Clarkson was triumphant again last season with Jake Hoot, 31, who was a rare “one-chair turn” that ended up winning the entire show. Although Clarkson was the only one dazzled enough by Hoot’s version of Luke Combs’s “When It Rains It Pours” to spin around during the blind audition, the other coaches expressed regret throughout the season they passed up the chance to work with him.
“I went in there hoping it would be Blake, but when Kelly turned, I was just like, ‘Man, I’m glad somebody is giving me a chance,’ ” Hoot said recently during an interview at Country Radio Seminar, a conference for radio programmers, industry executives and musicians. “Kelly would tell me, I think every time we met, ‘Blake is just kicking himself right now that he didn’t turn. He doesn’t know why he didn’t turn.’ ”

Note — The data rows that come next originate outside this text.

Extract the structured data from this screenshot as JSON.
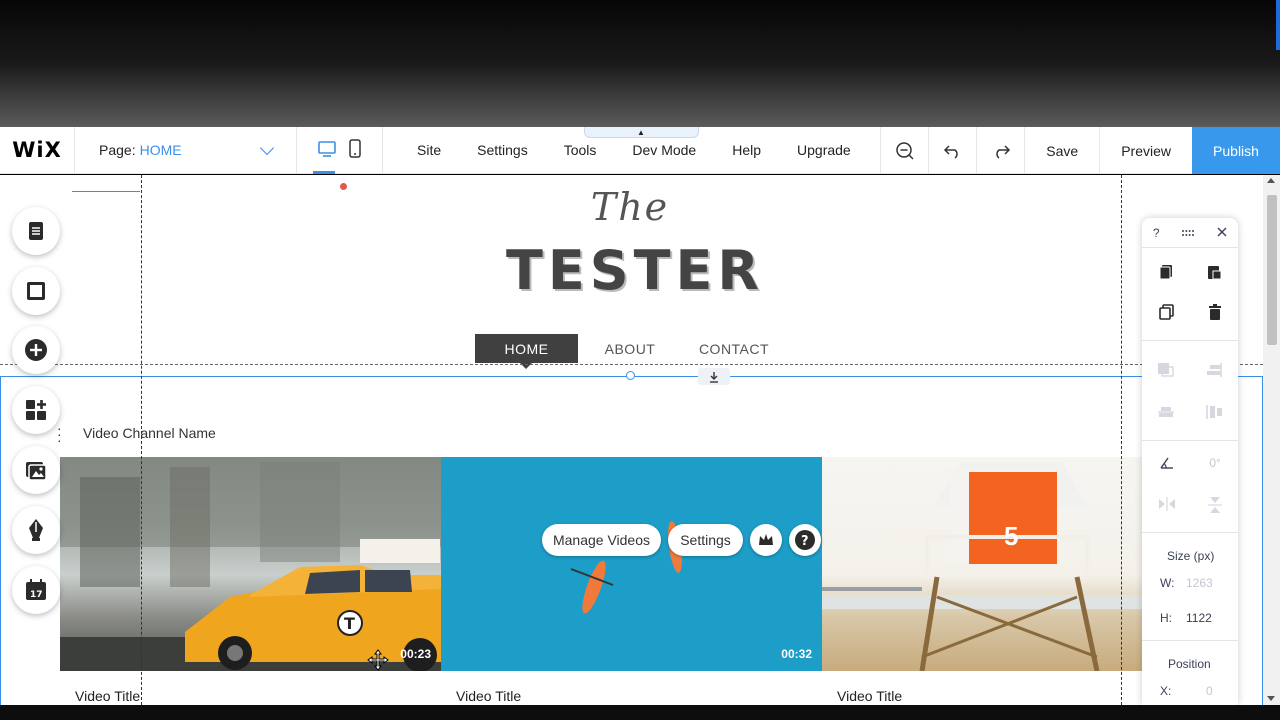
{
  "topbar": {
    "logo": "WiX",
    "page_label": "Page:",
    "page_value": "HOME",
    "menu": [
      "Site",
      "Settings",
      "Tools",
      "Dev Mode",
      "Help",
      "Upgrade"
    ],
    "save": "Save",
    "preview": "Preview",
    "publish": "Publish"
  },
  "site": {
    "title_small": "The",
    "title_large": "TESTER",
    "nav": [
      "HOME",
      "ABOUT",
      "CONTACT"
    ]
  },
  "gallery": {
    "channel_name": "Video Channel Name",
    "videos": [
      {
        "title": "Video Title",
        "duration": "00:23"
      },
      {
        "title": "Video Title",
        "duration": "00:32"
      },
      {
        "title": "Video Title",
        "duration": ""
      }
    ],
    "overlay": {
      "manage": "Manage Videos",
      "settings": "Settings"
    },
    "tower_number": "5"
  },
  "panel": {
    "help": "?",
    "rotation": "0°",
    "size_title": "Size (px)",
    "w_label": "W:",
    "w_value": "1263",
    "h_label": "H:",
    "h_value": "1122",
    "position_title": "Position",
    "x_label": "X:",
    "x_value": "0"
  },
  "colors": {
    "accent": "#3899ec",
    "selection": "#3b8fe8",
    "marker": "#e4574a"
  }
}
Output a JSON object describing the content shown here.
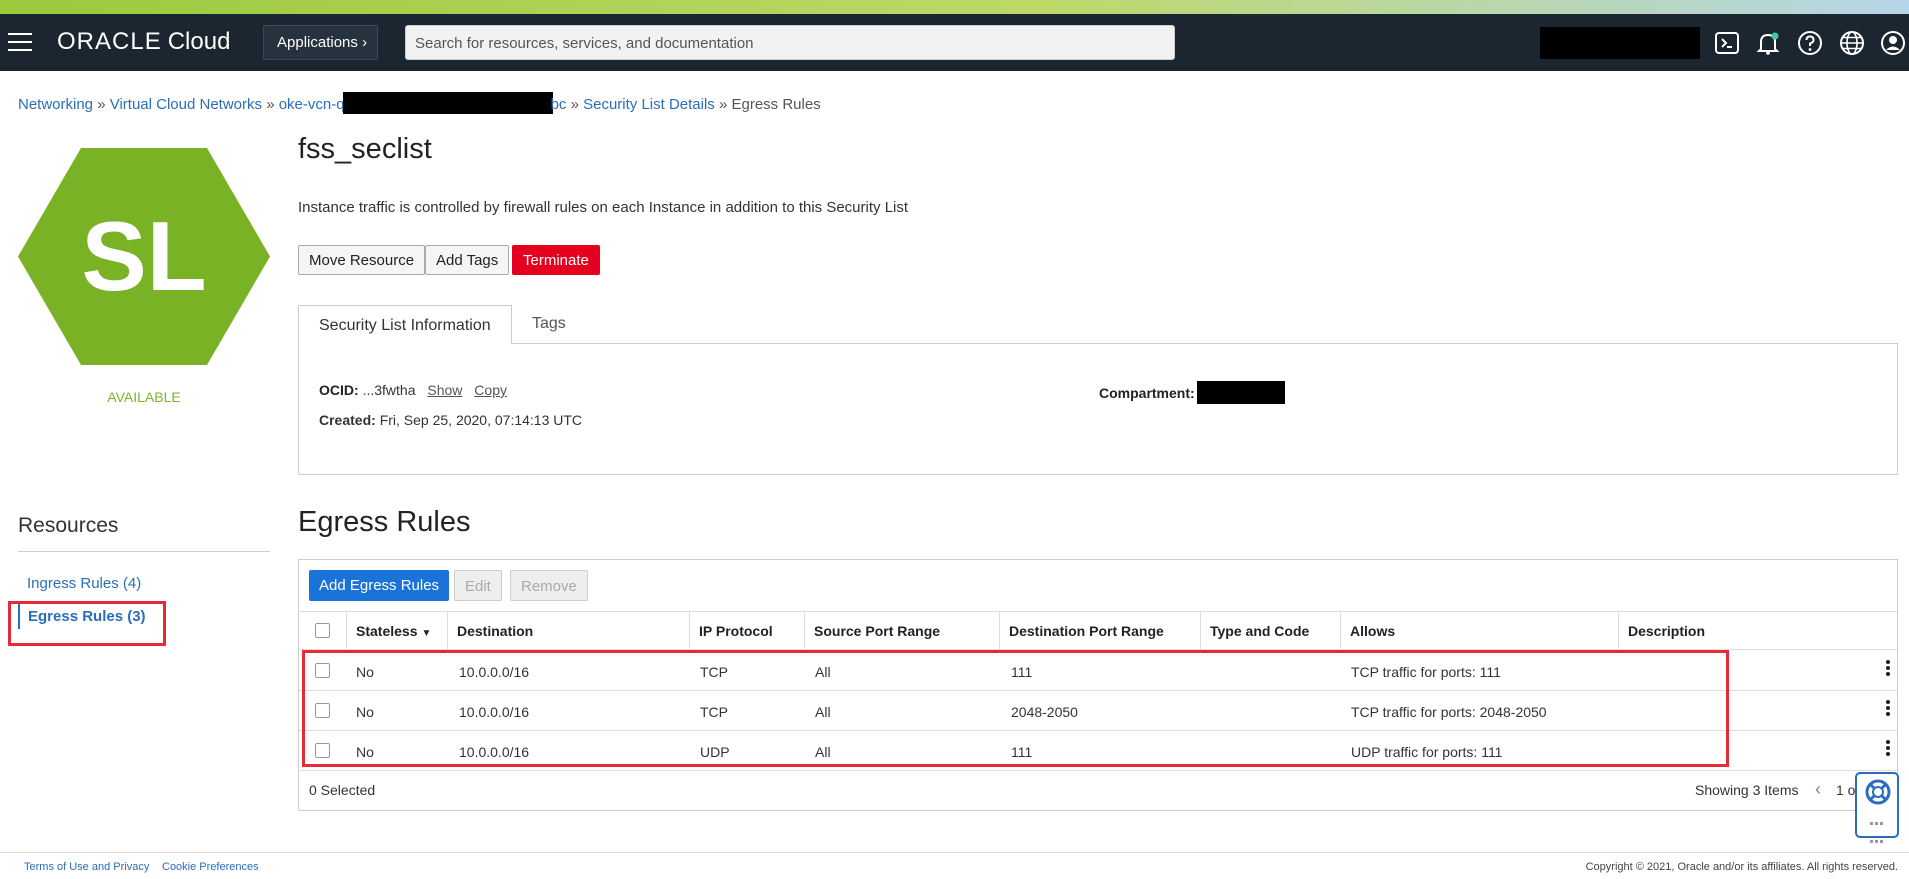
{
  "topbar": {
    "logo_brand": "ORACLE",
    "logo_product": "Cloud",
    "applications_label": "Applications",
    "applications_chevron": "›",
    "search_placeholder": "Search for resources, services, and documentation",
    "icons": [
      "cloud-shell-icon",
      "notifications-icon",
      "help-icon",
      "language-globe-icon",
      "profile-icon"
    ]
  },
  "breadcrumb": {
    "items": [
      "Networking",
      "Virtual Cloud Networks",
      "oke-vcn-q",
      "bc",
      "Security List Details",
      "Egress Rules"
    ],
    "separator": "»"
  },
  "resource": {
    "icon_letters": "SL",
    "status": "AVAILABLE",
    "title": "fss_seclist",
    "description": "Instance traffic is controlled by firewall rules on each Instance in addition to this Security List",
    "colors": {
      "hexagon": "#7ab226",
      "status": "#7db42c",
      "terminate": "#e6001f",
      "primary": "#1a73d9",
      "highlight": "#e52b35"
    }
  },
  "actions": {
    "move_resource": "Move Resource",
    "add_tags": "Add Tags",
    "terminate": "Terminate"
  },
  "tabs": {
    "info": "Security List Information",
    "tags": "Tags"
  },
  "info": {
    "ocid_label": "OCID:",
    "ocid_value": "...3fwtha",
    "show": "Show",
    "copy": "Copy",
    "created_label": "Created:",
    "created_value": "Fri, Sep 25, 2020, 07:14:13 UTC",
    "compartment_label": "Compartment:"
  },
  "resources_nav": {
    "title": "Resources",
    "items": [
      "Ingress Rules (4)",
      "Egress Rules (3)"
    ]
  },
  "egress": {
    "title": "Egress Rules",
    "add_button": "Add Egress Rules",
    "edit_button": "Edit",
    "remove_button": "Remove",
    "headers": [
      "Stateless",
      "Destination",
      "IP Protocol",
      "Source Port Range",
      "Destination Port Range",
      "Type and Code",
      "Allows",
      "Description"
    ],
    "sort_indicator": "▼",
    "rows": [
      {
        "stateless": "No",
        "destination": "10.0.0.0/16",
        "protocol": "TCP",
        "source_port": "All",
        "dest_port": "111",
        "type_code": "",
        "allows": "TCP traffic for ports: 111",
        "description": ""
      },
      {
        "stateless": "No",
        "destination": "10.0.0.0/16",
        "protocol": "TCP",
        "source_port": "All",
        "dest_port": "2048-2050",
        "type_code": "",
        "allows": "TCP traffic for ports: 2048-2050",
        "description": ""
      },
      {
        "stateless": "No",
        "destination": "10.0.0.0/16",
        "protocol": "UDP",
        "source_port": "All",
        "dest_port": "111",
        "type_code": "",
        "allows": "UDP traffic for ports: 111",
        "description": ""
      }
    ],
    "selected_count": "0 Selected",
    "showing": "Showing 3 Items",
    "pager_prev": "‹",
    "page_text": "1 o"
  },
  "footer": {
    "terms": "Terms of Use and Privacy",
    "cookies": "Cookie Preferences",
    "copyright": "Copyright © 2021, Oracle and/or its affiliates. All rights reserved."
  }
}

Hoot, however, quickly realized that being on Clarkson’s team was a huge advantage. “Being on a team as versatile as Kelly had, there were a couple of country people at first. And then I was the only country person left on our team. And then I was the only country person left in the entire competition,” Hoot said. “So I think it definitely helped.”
The country music fan base helped boost Hoot to a victory in December. While he still lives in Cookeville, Tenn., he has made multiple trips to Nashville as he tries to build his band and team while waiting to figure out his record label situation. Blackstock, Clarkson’s husband, has been quite helpful; Clarkson encouraged Hoot to get in touch anytime. (“I feel so bad reaching out to either one of them because they’ve got a million different things going on,” he joked.) He’s already performed at the Grand Ole Opry and booked other shows.
Even though Shelton missed out on both Shepherd and Hoot, they both say they had solid relationships with him during the show, as he offered his support whenever he could.
“Even though I wasn’t on his team, he still was pulling for me,” Hoot said. “So that was really cool.”